Action item :: Below are the entries; state how many of their lines contain the string "kind", and nothing more.

Materials provided ::
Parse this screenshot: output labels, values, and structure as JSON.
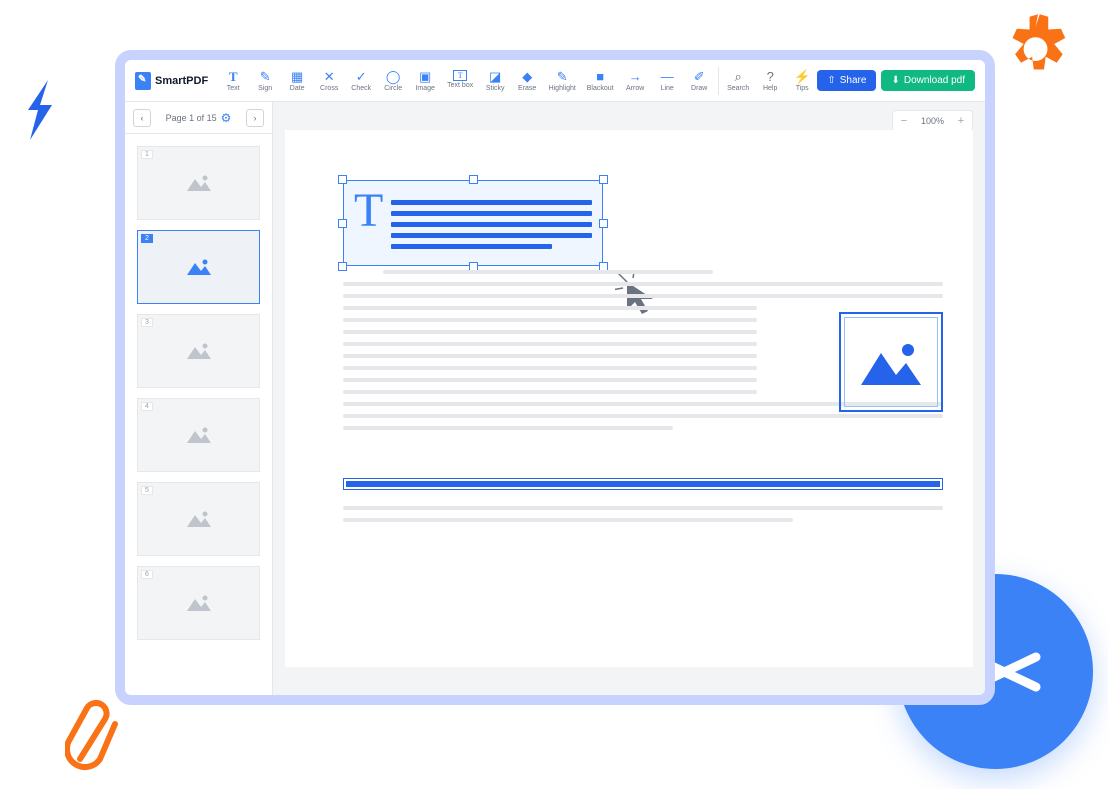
{
  "logo": {
    "text": "SmartPDF"
  },
  "tools": [
    {
      "label": "Text",
      "icon": "T"
    },
    {
      "label": "Sign",
      "icon": "✎"
    },
    {
      "label": "Date",
      "icon": "▦"
    },
    {
      "label": "Cross",
      "icon": "✕"
    },
    {
      "label": "Check",
      "icon": "✓"
    },
    {
      "label": "Circle",
      "icon": "◯"
    },
    {
      "label": "Image",
      "icon": "▣"
    },
    {
      "label": "Text box",
      "icon": "T"
    },
    {
      "label": "Sticky",
      "icon": "◪"
    },
    {
      "label": "Erase",
      "icon": "◆"
    },
    {
      "label": "Highlight",
      "icon": "✎"
    },
    {
      "label": "Blackout",
      "icon": "■"
    },
    {
      "label": "Arrow",
      "icon": "→"
    },
    {
      "label": "Line",
      "icon": "—"
    },
    {
      "label": "Draw",
      "icon": "✐"
    }
  ],
  "right_tools": [
    {
      "label": "Search",
      "icon": "⌕"
    },
    {
      "label": "Help",
      "icon": "?"
    },
    {
      "label": "Tips",
      "icon": "⚡"
    }
  ],
  "buttons": {
    "share": "Share",
    "download": "Download pdf"
  },
  "pager": {
    "text": "Page 1 of 15"
  },
  "thumbs": [
    "1",
    "2",
    "3",
    "4",
    "5",
    "6"
  ],
  "active_thumb": "2",
  "zoom": "100%"
}
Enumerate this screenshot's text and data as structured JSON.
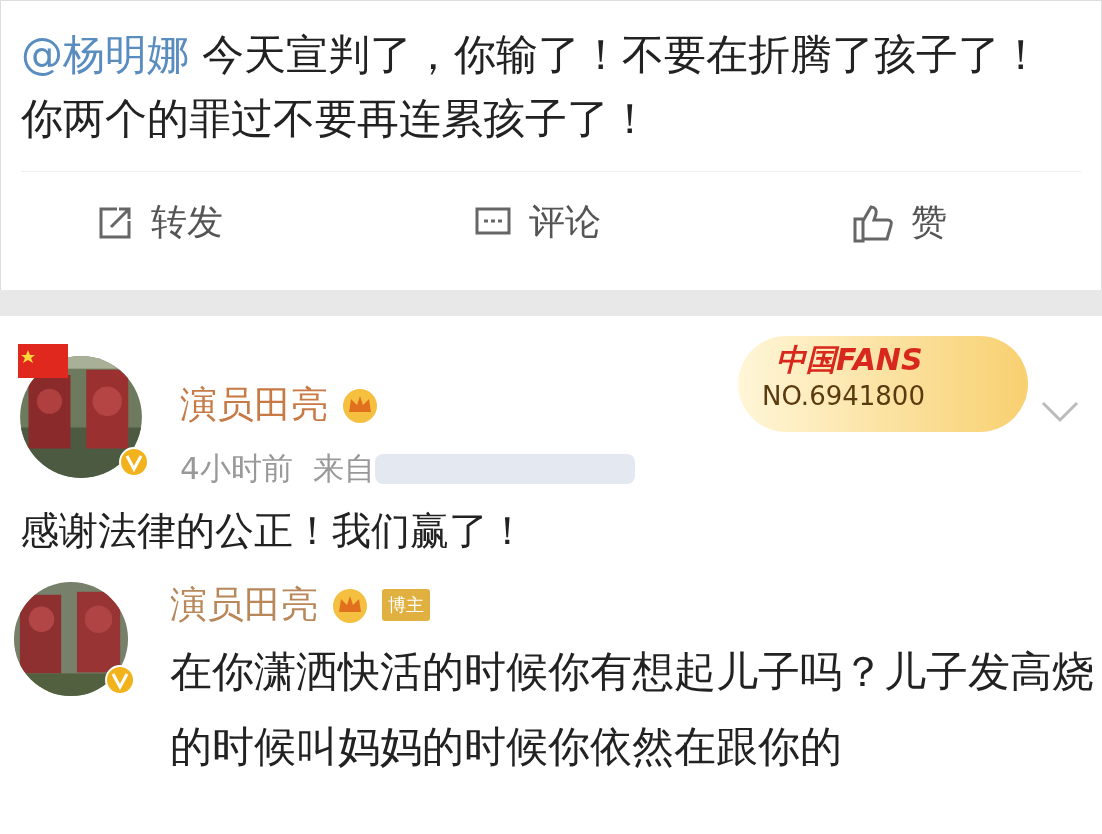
{
  "post": {
    "mention": "@杨明娜",
    "text": "今天宣判了，你输了！不要在折腾了孩子了！你两个的罪过不要再连累孩子了！",
    "actions": [
      {
        "kind": "repost",
        "label": "转发"
      },
      {
        "kind": "comment",
        "label": "评论"
      },
      {
        "kind": "like",
        "label": "赞"
      }
    ]
  },
  "reply": {
    "author": "演员田亮",
    "fan_badge": {
      "title": "中国FANS",
      "number": "NO.6941800"
    },
    "time": "4小时前",
    "source_prefix": "来自",
    "text": "感谢法律的公正！我们赢了！"
  },
  "comment": {
    "author": "演员田亮",
    "tag": "博主",
    "text": "在你潇洒快活的时候你有想起儿子吗？儿子发高烧的时候叫妈妈的时候你依然在跟你的"
  }
}
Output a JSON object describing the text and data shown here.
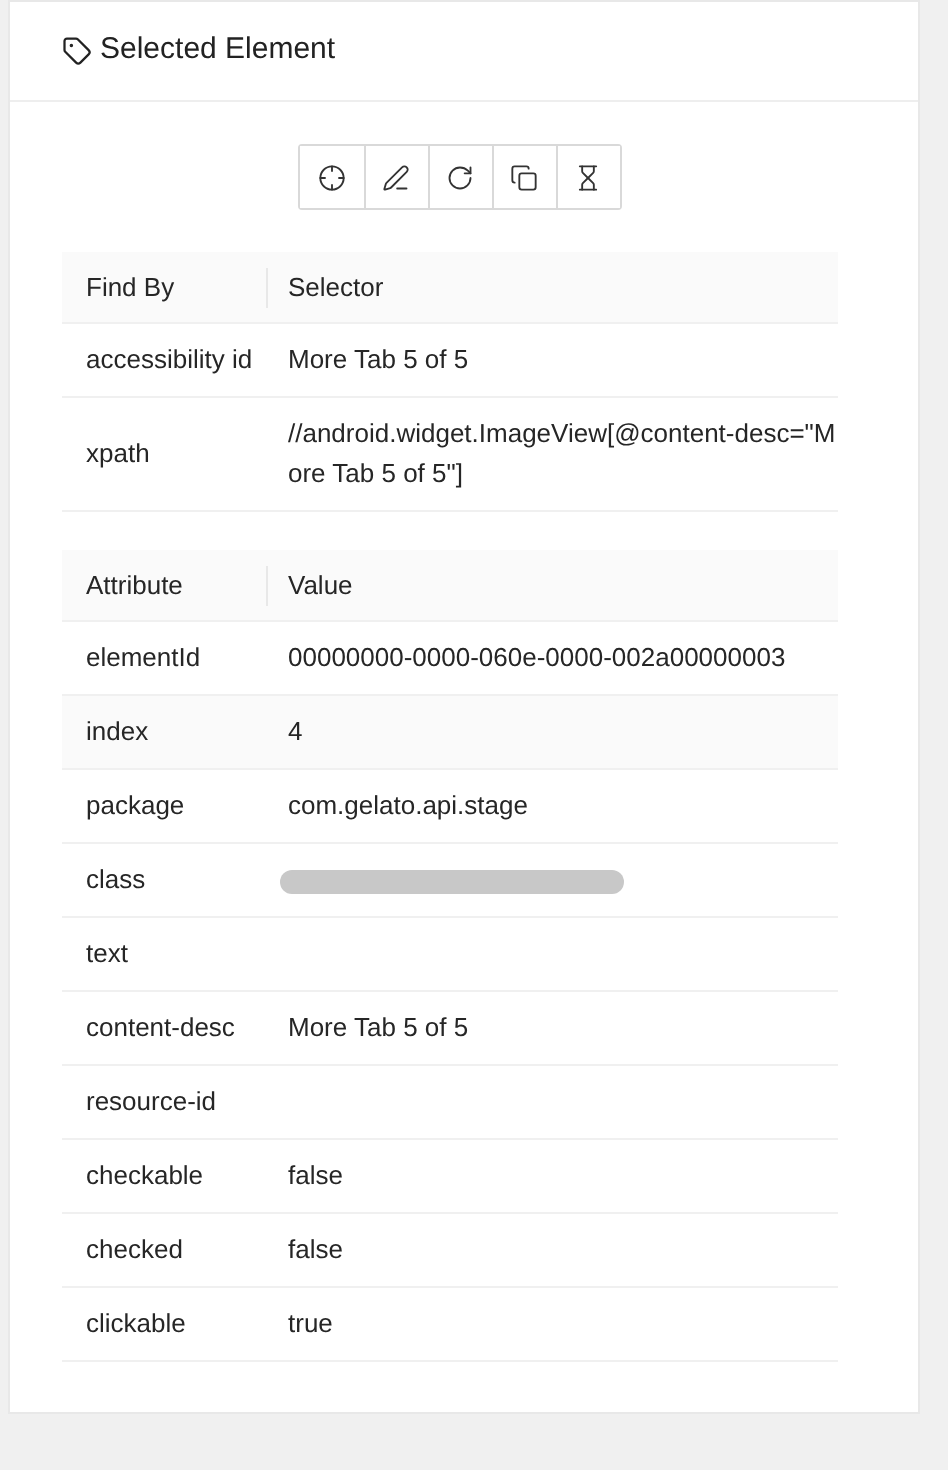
{
  "panel": {
    "title": "Selected Element"
  },
  "toolbar": [
    {
      "kind": "locate"
    },
    {
      "kind": "edit"
    },
    {
      "kind": "refresh"
    },
    {
      "kind": "copy"
    },
    {
      "kind": "timer"
    }
  ],
  "selectors": {
    "columns": [
      "Find By",
      "Selector"
    ],
    "rows": [
      {
        "cells": [
          "accessibility id",
          "More Tab 5 of 5"
        ],
        "highlighted": false
      },
      {
        "cells": [
          "xpath",
          "//android.widget.ImageView[@content-desc=\"More Tab 5 of 5\"]"
        ],
        "highlighted": false
      }
    ]
  },
  "attributes": {
    "columns": [
      "Attribute",
      "Value"
    ],
    "rows": [
      {
        "cells": [
          "elementId",
          "00000000-0000-060e-0000-002a00000003"
        ],
        "highlighted": false,
        "redacted": false
      },
      {
        "cells": [
          "index",
          "4"
        ],
        "highlighted": true,
        "redacted": false
      },
      {
        "cells": [
          "package",
          "com.gelato.api.stage"
        ],
        "highlighted": false,
        "redacted": false
      },
      {
        "cells": [
          "class"
        ],
        "highlighted": false,
        "redacted": true
      },
      {
        "cells": [
          "text"
        ],
        "highlighted": false,
        "redacted": false
      },
      {
        "cells": [
          "content-desc",
          "More Tab 5 of 5"
        ],
        "highlighted": false,
        "redacted": false
      },
      {
        "cells": [
          "resource-id"
        ],
        "highlighted": false,
        "redacted": false
      },
      {
        "cells": [
          "checkable",
          "false"
        ],
        "highlighted": false,
        "redacted": false
      },
      {
        "cells": [
          "checked",
          "false"
        ],
        "highlighted": false,
        "redacted": false
      },
      {
        "cells": [
          "clickable",
          "true"
        ],
        "highlighted": false,
        "redacted": false
      }
    ]
  }
}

Exercise result :: 8